■ PROBLEM ■
Go over the data and keep only the lines that include "Слой".

Dataset excerpts
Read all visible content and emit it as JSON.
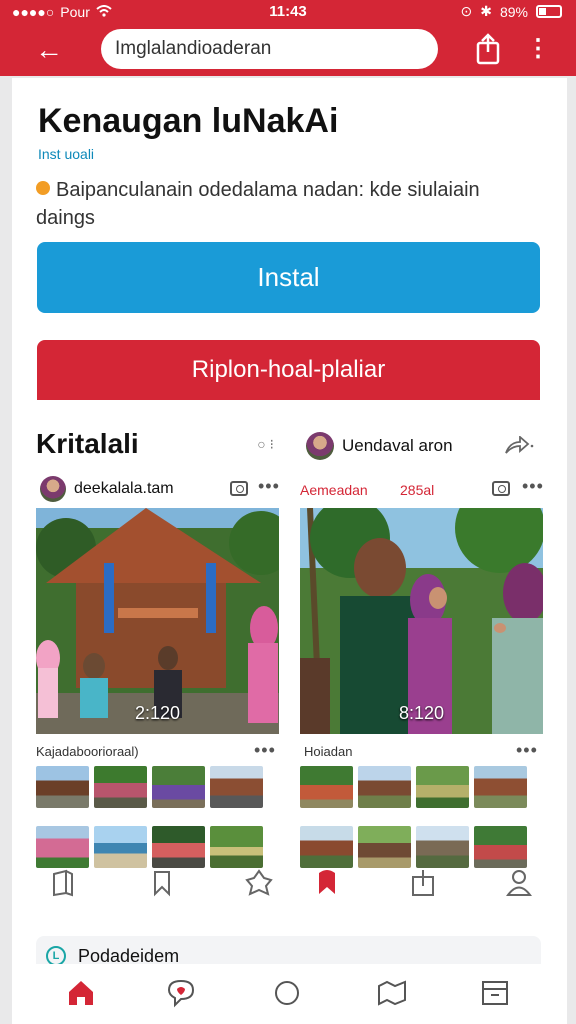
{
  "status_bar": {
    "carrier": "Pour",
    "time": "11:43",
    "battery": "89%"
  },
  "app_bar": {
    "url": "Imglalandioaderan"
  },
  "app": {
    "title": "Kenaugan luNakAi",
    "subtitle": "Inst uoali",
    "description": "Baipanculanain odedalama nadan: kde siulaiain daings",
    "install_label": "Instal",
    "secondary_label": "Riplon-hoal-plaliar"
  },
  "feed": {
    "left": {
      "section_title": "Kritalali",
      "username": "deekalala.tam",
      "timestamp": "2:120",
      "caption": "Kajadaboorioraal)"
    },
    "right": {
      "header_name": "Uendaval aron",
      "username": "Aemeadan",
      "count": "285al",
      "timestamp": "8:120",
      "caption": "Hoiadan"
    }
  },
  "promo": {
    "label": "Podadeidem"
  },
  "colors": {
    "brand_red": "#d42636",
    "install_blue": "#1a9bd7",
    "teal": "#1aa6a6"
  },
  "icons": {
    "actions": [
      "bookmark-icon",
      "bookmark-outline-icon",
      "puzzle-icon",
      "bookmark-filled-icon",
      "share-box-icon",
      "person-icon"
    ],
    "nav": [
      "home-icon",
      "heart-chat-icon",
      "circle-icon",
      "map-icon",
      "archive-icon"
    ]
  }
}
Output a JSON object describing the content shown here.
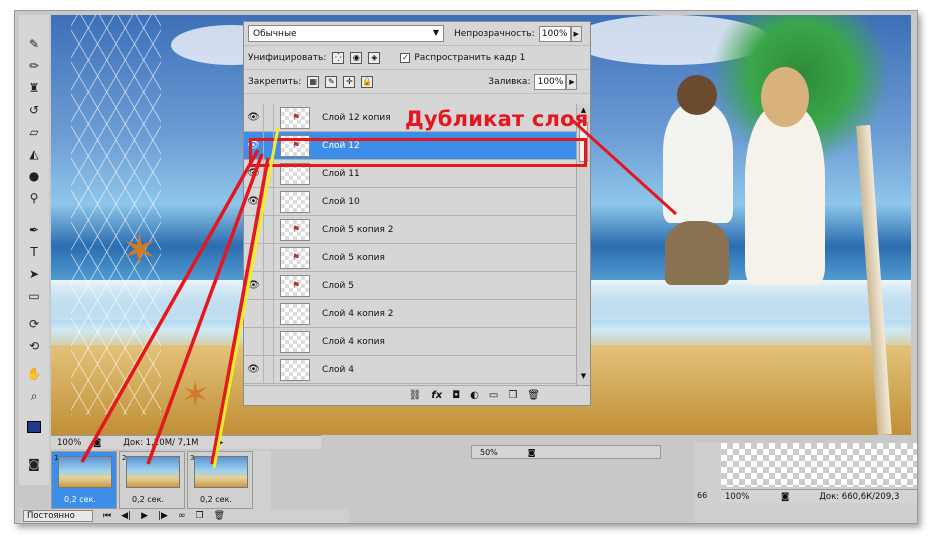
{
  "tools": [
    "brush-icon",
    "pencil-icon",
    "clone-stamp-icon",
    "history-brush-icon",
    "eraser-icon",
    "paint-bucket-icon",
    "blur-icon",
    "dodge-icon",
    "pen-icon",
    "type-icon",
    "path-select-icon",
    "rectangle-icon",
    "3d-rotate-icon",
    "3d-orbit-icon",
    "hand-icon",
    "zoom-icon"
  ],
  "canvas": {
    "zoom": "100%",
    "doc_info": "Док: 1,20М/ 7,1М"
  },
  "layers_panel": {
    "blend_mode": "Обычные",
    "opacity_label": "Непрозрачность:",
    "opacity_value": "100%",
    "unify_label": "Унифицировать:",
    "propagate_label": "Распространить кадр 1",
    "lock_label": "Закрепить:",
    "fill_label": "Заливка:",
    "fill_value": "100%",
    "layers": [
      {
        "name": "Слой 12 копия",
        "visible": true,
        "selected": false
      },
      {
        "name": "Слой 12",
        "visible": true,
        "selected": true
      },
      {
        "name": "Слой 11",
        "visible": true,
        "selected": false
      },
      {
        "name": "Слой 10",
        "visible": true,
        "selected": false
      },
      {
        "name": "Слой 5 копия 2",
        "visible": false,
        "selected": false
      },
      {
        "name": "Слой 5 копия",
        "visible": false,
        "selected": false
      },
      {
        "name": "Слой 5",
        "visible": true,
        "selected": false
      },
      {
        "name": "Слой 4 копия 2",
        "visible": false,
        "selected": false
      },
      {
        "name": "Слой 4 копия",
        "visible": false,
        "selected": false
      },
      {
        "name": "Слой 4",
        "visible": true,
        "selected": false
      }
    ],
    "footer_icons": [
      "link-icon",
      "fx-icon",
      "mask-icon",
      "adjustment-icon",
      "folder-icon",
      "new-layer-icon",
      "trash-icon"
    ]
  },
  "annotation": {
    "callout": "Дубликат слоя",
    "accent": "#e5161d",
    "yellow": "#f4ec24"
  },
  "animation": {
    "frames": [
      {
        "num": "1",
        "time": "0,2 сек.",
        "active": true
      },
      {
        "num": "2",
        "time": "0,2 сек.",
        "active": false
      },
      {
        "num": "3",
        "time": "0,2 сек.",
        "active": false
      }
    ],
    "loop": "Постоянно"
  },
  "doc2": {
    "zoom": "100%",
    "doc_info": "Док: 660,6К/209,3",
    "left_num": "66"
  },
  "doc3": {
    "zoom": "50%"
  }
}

■ OUTPUT OF THE TASK ■
        "name": "Слой 12 копия",
        "name": "Слой 12",
        "name": "Слой 11",
        "name": "Слой 10",
        "name": "Слой 5 копия 2",
        "name": "Слой 5 копия",
        "name": "Слой 5",
        "name": "Слой 4 копия 2",
        "name": "Слой 4 копия",
        "name": "Слой 4",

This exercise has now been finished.